Hampton P. Wansley writing in the Wall Street Journal, relates his recent experience shopping at Sears.
I visited a Sears store last week for a washer, dryer and microwave. The salesman couldn’t give details about specifications on the machines. A microwave was priced at $119; the salesman said that was wrong price and that it should be $148. I had a terrible conversation with the credit people from the home office. They tried to sell me disability insurance. I said I didn’t need it as I hadn’t purchased anything. Finally, I ended up buying a Sears long-distance phone card and paid cash. After ringing up the sale, they said card wasn’t good until 24 hours had transpired. What a horrible shopping experience. It took over two hours. Sears lost $960 in sales. I went to Home Depot the same day and bought a washer, dryer and microwave for the new home. The transaction took 35 minutes and all the goods were delivered the next day. Mr. Lampert: you’ve got a very serious problem.
Edward Cody surveys US policy in the Western Pacific:
The rise of China as a regional force has shaken assumptions that had governed this vast region since the end of World War II, including that of uncontested U.S. naval and air power from California to the Chinese coast. With those days soon to end, senior officers said, the U.S. military in Asia is retooling to reflect new war-making technology, better prepare for military crises and counter any future threat from the emergent Chinese navy and air force.

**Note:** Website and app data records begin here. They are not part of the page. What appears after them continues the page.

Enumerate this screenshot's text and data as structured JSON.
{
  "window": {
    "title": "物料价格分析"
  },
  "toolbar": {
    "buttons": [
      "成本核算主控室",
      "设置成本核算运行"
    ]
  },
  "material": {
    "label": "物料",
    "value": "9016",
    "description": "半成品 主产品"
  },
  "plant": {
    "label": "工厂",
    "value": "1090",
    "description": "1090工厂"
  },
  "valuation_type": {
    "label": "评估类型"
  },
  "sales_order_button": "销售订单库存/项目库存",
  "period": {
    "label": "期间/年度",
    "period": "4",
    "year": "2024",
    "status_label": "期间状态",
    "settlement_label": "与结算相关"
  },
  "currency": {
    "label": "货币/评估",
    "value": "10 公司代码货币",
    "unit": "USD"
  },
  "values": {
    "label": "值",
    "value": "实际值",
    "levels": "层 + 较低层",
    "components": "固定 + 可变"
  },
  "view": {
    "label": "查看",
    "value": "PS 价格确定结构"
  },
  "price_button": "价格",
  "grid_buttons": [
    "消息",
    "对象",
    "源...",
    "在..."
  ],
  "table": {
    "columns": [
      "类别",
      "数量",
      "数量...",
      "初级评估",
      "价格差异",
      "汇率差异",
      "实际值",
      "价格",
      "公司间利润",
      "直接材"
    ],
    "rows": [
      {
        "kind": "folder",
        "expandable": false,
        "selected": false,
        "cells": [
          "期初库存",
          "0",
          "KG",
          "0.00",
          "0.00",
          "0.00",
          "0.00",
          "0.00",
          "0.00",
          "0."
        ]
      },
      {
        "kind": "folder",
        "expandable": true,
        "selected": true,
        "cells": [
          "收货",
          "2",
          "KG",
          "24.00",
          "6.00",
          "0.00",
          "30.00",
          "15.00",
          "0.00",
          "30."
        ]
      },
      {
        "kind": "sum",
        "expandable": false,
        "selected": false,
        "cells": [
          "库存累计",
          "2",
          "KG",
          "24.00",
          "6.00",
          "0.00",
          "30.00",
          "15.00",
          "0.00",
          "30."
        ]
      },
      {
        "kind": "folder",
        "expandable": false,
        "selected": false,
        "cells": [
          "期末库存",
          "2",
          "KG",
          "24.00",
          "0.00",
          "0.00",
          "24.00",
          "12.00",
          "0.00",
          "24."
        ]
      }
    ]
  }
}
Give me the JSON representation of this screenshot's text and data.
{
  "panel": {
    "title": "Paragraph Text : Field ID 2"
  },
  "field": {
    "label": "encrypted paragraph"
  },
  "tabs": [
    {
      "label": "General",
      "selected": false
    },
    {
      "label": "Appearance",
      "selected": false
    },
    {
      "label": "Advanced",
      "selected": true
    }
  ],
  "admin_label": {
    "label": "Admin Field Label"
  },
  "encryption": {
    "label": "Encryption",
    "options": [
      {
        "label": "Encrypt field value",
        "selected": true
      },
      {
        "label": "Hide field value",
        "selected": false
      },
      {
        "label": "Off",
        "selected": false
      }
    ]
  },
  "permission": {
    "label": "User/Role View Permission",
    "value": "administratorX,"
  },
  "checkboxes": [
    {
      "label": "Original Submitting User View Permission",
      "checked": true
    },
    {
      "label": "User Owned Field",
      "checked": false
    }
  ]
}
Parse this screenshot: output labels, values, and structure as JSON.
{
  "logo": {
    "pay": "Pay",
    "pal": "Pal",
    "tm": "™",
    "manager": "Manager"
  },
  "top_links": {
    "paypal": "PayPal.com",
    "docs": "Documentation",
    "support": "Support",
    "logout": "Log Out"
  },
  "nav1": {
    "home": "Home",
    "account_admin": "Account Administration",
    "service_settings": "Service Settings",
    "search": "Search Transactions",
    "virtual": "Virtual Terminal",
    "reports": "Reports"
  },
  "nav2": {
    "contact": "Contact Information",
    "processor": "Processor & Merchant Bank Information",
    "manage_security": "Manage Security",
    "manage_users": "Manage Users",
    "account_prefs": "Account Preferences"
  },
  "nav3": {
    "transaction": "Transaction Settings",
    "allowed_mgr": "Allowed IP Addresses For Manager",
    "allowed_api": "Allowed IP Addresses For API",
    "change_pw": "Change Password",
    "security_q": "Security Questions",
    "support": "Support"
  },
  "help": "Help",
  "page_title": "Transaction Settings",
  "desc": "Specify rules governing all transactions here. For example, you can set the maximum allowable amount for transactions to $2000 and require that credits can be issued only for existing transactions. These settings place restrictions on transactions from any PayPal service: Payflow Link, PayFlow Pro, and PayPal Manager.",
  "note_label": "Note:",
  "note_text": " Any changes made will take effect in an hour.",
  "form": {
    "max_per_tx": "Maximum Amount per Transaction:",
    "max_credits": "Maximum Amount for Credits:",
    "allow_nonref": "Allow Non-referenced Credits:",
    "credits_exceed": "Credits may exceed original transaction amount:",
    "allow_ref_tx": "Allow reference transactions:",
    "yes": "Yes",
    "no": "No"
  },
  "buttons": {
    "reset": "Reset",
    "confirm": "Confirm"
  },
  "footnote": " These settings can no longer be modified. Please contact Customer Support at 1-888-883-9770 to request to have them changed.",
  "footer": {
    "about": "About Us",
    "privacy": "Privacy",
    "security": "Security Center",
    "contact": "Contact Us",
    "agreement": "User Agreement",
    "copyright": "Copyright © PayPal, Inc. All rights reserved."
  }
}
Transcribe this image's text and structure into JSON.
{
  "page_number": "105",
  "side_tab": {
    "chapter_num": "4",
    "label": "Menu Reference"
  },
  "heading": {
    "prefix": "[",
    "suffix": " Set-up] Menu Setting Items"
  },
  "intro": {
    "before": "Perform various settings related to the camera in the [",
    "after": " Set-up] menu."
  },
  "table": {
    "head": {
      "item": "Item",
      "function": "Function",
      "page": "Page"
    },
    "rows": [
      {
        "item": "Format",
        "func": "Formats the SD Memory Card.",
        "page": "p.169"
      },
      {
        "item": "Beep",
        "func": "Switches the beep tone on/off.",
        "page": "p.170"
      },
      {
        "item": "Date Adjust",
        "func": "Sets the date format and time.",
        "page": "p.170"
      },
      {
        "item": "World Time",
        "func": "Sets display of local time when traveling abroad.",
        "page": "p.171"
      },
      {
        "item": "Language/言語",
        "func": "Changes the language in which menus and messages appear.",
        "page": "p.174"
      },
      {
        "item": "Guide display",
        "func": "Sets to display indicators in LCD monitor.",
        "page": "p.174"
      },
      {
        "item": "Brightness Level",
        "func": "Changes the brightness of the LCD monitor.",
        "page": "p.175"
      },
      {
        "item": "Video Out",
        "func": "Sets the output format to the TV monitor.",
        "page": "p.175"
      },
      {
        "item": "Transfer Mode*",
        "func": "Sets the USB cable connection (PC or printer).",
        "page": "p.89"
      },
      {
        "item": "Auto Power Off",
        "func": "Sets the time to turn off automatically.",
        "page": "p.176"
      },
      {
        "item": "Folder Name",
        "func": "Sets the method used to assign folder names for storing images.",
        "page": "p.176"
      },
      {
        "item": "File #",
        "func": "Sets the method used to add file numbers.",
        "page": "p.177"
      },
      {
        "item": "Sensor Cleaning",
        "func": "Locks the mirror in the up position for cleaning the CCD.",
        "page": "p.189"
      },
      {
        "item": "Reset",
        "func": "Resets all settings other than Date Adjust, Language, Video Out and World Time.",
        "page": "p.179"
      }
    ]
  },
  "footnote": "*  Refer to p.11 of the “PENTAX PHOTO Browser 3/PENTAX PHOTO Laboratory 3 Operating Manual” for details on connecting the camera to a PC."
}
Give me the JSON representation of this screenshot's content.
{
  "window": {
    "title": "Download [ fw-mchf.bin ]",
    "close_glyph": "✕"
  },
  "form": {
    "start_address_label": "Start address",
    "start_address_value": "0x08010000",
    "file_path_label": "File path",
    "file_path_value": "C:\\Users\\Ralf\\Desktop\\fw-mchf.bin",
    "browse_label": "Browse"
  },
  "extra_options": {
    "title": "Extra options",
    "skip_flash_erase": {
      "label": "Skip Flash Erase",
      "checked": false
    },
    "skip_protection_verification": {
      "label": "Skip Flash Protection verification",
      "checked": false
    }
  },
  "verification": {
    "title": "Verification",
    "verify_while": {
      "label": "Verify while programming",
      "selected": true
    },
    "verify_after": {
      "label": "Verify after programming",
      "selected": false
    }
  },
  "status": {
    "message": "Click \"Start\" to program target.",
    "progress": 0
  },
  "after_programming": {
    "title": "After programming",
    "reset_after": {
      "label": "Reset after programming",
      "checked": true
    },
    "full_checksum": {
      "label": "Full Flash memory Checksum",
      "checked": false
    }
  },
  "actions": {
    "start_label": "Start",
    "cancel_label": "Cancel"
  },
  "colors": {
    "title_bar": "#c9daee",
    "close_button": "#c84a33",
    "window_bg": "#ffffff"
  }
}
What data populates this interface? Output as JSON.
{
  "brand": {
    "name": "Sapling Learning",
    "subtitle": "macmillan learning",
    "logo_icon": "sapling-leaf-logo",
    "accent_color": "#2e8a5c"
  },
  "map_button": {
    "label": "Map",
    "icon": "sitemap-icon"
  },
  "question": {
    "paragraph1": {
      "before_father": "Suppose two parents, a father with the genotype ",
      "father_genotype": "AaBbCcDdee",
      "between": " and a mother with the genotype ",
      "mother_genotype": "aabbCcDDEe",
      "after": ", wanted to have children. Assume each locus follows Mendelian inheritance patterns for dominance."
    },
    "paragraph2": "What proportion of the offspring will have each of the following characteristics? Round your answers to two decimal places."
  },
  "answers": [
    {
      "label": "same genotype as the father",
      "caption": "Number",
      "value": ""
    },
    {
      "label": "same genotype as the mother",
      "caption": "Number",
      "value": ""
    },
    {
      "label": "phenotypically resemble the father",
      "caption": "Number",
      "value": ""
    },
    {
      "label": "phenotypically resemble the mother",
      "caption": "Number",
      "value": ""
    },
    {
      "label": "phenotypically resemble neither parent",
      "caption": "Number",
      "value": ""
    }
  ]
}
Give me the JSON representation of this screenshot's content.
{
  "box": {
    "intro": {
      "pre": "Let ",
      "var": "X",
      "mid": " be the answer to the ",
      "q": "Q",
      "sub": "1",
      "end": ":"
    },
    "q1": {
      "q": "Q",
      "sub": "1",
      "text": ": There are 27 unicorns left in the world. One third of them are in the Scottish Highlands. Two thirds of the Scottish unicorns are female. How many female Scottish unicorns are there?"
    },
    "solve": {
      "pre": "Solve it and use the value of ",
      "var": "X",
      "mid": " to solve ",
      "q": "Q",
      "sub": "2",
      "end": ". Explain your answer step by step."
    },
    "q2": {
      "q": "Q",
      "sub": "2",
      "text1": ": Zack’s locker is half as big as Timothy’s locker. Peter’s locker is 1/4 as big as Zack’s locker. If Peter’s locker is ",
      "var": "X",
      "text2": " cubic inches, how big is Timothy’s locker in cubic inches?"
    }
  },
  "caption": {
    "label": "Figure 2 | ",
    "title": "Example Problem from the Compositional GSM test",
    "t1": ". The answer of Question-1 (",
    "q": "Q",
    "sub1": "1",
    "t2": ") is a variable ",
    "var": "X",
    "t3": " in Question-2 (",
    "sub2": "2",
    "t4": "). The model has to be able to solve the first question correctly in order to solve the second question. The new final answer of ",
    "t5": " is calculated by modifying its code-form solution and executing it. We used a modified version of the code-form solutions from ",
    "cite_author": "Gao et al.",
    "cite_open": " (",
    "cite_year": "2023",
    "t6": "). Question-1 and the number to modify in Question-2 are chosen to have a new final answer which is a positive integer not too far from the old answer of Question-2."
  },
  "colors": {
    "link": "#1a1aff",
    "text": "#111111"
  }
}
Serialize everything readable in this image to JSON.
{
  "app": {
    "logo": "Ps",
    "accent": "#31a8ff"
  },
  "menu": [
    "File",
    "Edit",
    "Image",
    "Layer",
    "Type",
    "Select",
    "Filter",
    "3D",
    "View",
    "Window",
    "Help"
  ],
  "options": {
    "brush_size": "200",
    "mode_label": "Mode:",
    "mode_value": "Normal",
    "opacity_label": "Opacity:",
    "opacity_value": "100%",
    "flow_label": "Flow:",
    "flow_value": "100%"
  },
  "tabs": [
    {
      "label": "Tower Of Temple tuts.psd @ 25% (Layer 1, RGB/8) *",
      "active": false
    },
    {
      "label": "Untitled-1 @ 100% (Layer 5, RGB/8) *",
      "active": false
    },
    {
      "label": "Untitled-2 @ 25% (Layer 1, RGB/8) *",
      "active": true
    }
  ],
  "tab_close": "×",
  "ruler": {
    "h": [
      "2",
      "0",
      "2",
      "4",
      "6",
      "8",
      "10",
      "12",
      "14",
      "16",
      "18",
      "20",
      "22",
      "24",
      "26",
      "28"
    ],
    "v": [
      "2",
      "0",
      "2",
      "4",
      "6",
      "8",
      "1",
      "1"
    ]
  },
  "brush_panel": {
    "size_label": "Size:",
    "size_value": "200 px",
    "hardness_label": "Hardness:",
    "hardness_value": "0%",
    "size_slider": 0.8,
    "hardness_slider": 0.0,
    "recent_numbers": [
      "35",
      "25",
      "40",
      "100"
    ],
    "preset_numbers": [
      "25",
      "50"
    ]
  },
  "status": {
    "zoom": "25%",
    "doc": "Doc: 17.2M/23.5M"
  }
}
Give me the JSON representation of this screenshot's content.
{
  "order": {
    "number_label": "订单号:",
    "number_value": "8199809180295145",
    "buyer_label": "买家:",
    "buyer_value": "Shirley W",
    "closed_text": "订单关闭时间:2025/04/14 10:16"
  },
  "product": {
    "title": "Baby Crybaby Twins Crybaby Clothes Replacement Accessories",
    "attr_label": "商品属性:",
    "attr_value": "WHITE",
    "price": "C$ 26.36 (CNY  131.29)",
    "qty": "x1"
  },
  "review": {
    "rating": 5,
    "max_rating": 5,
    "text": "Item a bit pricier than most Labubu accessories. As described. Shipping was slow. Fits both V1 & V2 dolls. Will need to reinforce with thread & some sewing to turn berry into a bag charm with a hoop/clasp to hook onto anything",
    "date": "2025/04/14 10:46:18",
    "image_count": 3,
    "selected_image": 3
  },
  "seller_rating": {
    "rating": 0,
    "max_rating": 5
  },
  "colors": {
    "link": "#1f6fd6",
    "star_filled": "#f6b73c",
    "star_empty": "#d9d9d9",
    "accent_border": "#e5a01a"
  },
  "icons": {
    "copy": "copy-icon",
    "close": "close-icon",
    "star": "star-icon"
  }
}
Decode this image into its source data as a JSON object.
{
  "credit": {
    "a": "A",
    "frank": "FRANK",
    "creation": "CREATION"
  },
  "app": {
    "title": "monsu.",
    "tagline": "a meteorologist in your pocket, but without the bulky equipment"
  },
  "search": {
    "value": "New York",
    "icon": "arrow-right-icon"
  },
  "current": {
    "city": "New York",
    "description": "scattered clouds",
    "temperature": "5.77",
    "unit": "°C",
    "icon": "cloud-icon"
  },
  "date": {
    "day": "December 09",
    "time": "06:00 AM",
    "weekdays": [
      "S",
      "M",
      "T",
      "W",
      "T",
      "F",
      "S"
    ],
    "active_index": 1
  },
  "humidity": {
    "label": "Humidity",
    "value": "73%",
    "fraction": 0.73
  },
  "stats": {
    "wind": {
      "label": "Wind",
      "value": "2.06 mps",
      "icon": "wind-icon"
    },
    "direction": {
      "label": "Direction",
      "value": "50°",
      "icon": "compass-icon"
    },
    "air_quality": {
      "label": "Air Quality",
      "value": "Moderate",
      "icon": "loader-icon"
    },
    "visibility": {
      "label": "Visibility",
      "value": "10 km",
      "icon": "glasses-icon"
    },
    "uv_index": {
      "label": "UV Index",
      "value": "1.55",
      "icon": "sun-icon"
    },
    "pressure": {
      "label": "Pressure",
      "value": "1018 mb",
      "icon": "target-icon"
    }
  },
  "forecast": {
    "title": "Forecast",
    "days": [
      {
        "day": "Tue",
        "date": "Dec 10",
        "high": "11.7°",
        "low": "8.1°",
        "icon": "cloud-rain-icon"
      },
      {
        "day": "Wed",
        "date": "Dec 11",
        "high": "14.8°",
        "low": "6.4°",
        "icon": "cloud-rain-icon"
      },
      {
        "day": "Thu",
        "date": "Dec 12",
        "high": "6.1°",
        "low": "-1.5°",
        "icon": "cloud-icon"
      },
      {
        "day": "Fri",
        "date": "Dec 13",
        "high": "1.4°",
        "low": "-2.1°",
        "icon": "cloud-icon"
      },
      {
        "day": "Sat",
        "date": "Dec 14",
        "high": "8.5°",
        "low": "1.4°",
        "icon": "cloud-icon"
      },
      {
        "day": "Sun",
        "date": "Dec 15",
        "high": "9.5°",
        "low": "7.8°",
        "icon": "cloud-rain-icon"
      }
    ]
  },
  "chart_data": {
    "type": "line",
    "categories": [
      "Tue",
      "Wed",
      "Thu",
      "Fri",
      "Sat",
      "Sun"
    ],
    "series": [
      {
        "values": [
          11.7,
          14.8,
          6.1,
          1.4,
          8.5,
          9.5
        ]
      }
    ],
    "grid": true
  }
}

As the water wars arrive in Wisconsin, it’s useful to take a look at what has happened in other parts of the United States. Juliana Barbassa does just that in California’s Ansel Adams Wilderness Area:
It begins as fresh snowmelt, streaming from Mount Ritter’s gray granite faces into Thousand Island Lake, a bouldered mirror. The clear blue water spills out through a narrow canyon, and the San Joaquin River is born.
When conservationist and mountaineer John Muir first explored these upper reaches, the narrow gorge barely contained the power of the living river, which carried the continent’s southernmost salmon run, sustained Indian tribes and set the rhythm of life in the valley below with floods and droughts.
“Certainly this Joaquin Canyon is the most remarkable in many ways of all I have entered,” Muir wrote in 1873.